Daily interest rates in the last three months



General government net lending (%GDP)

The financial crisis induced large budget deficits in 2009, surpassing 10% of GDP. The deficits have persisted since then, although there is a positive trend. Comparison with primary deficits shows that interest payments have weighed heavily on public finances.



General government primary balance (%GDP)



General government consolidated gross debt (%GDP)

Apart from Ireland, efforts to reduce public debt have not been successful so far, but the levels appear to have stabilized recently.



Private debt (%GDP)

consolidated stock of liabilities held by the sectors Non-Financial corporations and Households and Non-Profit institutions serving households

Except in Ireland, private debt is declining, although very slowly in Greece.



Real effective exchange rate (42 trading partners, 2005=100)

Since the beginning of the crisis, the real effective exchange rate of these countries had been declining (depreciating), although at different speeds. The decline was larger in Ireland and smaller in Spain. However, since 2015, the real effective exchange rate of all countries appears to be increasing.



Nominal unit labour cost index

The nominal unit labour cost has been declining since the beginning of the crisis.



Current account (%GDP)

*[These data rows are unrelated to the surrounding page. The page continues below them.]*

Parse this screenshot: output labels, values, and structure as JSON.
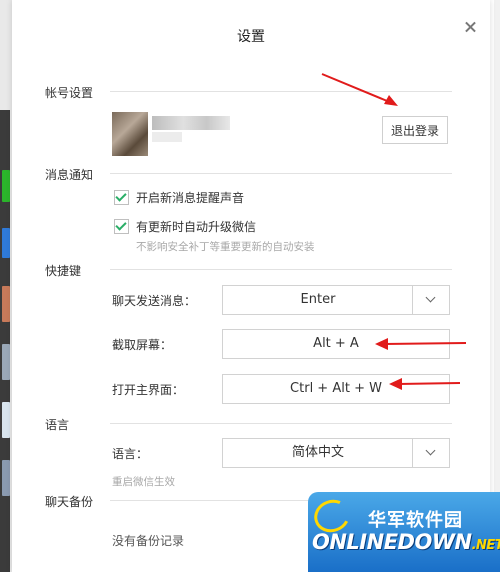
{
  "dialog": {
    "title": "设置"
  },
  "account": {
    "section_label": "帐号设置",
    "logout_label": "退出登录"
  },
  "notifications": {
    "section_label": "消息通知",
    "sound_label": "开启新消息提醒声音",
    "sound_checked": true,
    "autoupdate_label": "有更新时自动升级微信",
    "autoupdate_checked": true,
    "autoupdate_hint": "不影响安全补丁等重要更新的自动安装"
  },
  "shortcuts": {
    "section_label": "快捷键",
    "send_label": "聊天发送消息：",
    "send_value": "Enter",
    "screenshot_label": "截取屏幕：",
    "screenshot_value": "Alt + A",
    "open_label": "打开主界面：",
    "open_value": "Ctrl + Alt + W"
  },
  "language": {
    "section_label": "语言",
    "label": "语言：",
    "value": "简体中文",
    "hint": "重启微信生效"
  },
  "backup": {
    "section_label": "聊天备份",
    "empty_text": "没有备份记录"
  },
  "watermark": {
    "cn": "华军软件园",
    "en": "ONLINEDOWN",
    "suffix": ".NET"
  },
  "colors": {
    "accent": "#2aae67",
    "annotation_arrow": "#e11b1b"
  }
}
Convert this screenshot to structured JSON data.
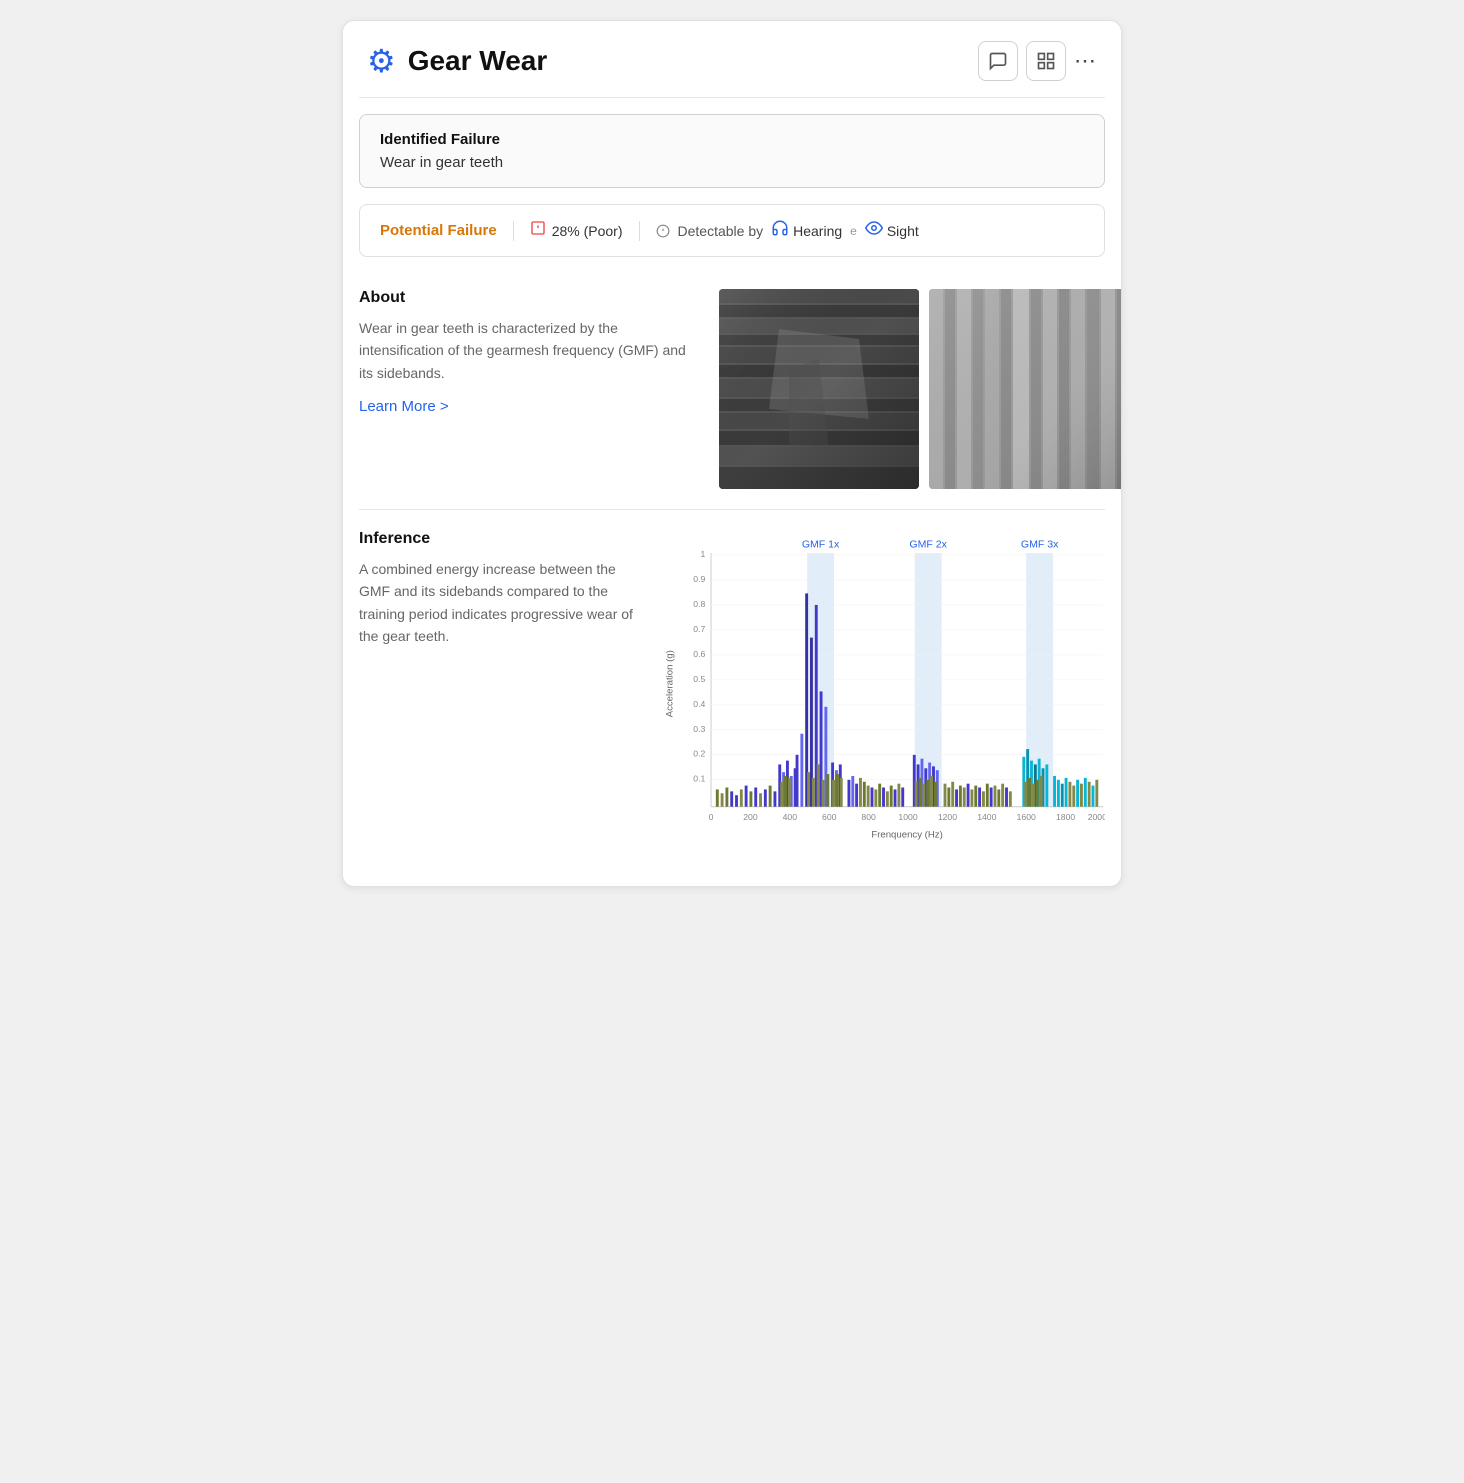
{
  "header": {
    "title": "Gear Wear",
    "icon": "⚙",
    "actions": {
      "chat_label": "💬",
      "expand_label": "⊞",
      "more_label": "⋯"
    }
  },
  "identified_failure": {
    "label": "Identified Failure",
    "value": "Wear in gear teeth"
  },
  "potential_failure": {
    "label": "Potential Failure",
    "score": "28% (Poor)",
    "detectable_by_label": "Detectable by",
    "senses": [
      {
        "name": "Hearing",
        "icon": "👂"
      },
      {
        "name": "Sight",
        "icon": "👁"
      }
    ],
    "separator": "e"
  },
  "about": {
    "title": "About",
    "description": "Wear in gear teeth is characterized by the intensification of the gearmesh frequency (GMF) and its sidebands.",
    "learn_more": "Learn More >"
  },
  "inference": {
    "title": "Inference",
    "description": "A combined energy increase between the GMF and its sidebands compared to the training period indicates progressive wear of the gear teeth."
  },
  "chart": {
    "y_label": "Acceleration (g)",
    "x_label": "Frenquency (Hz)",
    "y_ticks": [
      "1",
      "0.9",
      "0.8",
      "0.7",
      "0.6",
      "0.5",
      "0.4",
      "0.3",
      "0.2",
      "0.1"
    ],
    "x_ticks": [
      "0",
      "200",
      "400",
      "600",
      "800",
      "1000",
      "1200",
      "1400",
      "1600",
      "1800",
      "2000"
    ],
    "annotations": [
      {
        "label": "GMF 1x",
        "x_center": 480
      },
      {
        "label": "GMF 2x",
        "x_center": 1020
      },
      {
        "label": "GMF 3x",
        "x_center": 1540
      }
    ]
  }
}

average over the last four quarters
Note: Eurostat has reduced the span of the data reported on the current account of Greece and Ireland since we began this website. In order to report a longer time series, we joined the data made available by Eurostat in 2013 and the data currently available (which begins in 2002Q1 for Greece and Ireland).

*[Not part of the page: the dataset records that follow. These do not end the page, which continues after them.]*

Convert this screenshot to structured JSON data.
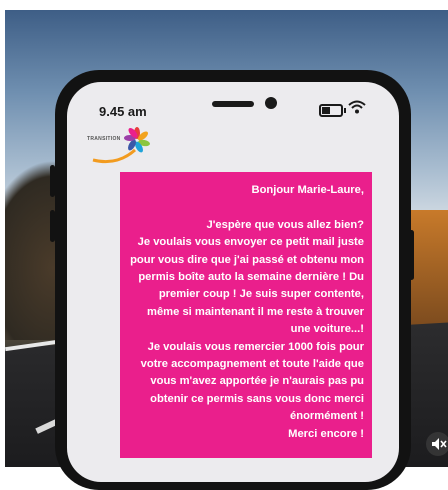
{
  "status_bar": {
    "time": "9.45 am"
  },
  "logo": {
    "text": "TRANSITION"
  },
  "message": {
    "greeting": "Bonjour Marie-Laure,",
    "line1": "J'espère que vous allez bien?",
    "line2": "Je voulais vous envoyer ce petit mail juste pour vous dire que j'ai passé et obtenu mon permis boîte auto la semaine dernière ! Du premier coup ! Je suis super contente, même si maintenant il me reste à trouver une voiture...!",
    "line3": "Je voulais vous remercier 1000 fois pour votre accompagnement et toute l'aide que vous m'avez apportée je n'aurais pas pu obtenir ce permis sans vous donc merci énormément !",
    "line4": "Merci encore !"
  },
  "colors": {
    "message_bg": "#ea1f8c",
    "phone_frame": "#121212",
    "screen_bg": "#ecebee"
  },
  "icons": [
    "battery-icon",
    "wifi-icon",
    "logo-flower-icon",
    "mute-icon"
  ]
}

The current account has become positive in all countries. Ireland deserves a special mention: the current account balance, amid some controversy, is now over 10% of GDP.



Net international investment position (%GDP)

Note: Eurostat has reduced the span of the data reported on the current account of Greece, Spain and Ireland since we began this website. In order to report a longer time series, we joined the data made available by Eurostat in 2013 and the data currently available (which begins in 2003Q4 for Greece and 2002Q1 for Ireland).

This indicator shows the large external indebtedness of these countries. The behaviour of the Irish net international investment position stands out, namely the very large revision of the data beginning in the first quarter of 2015.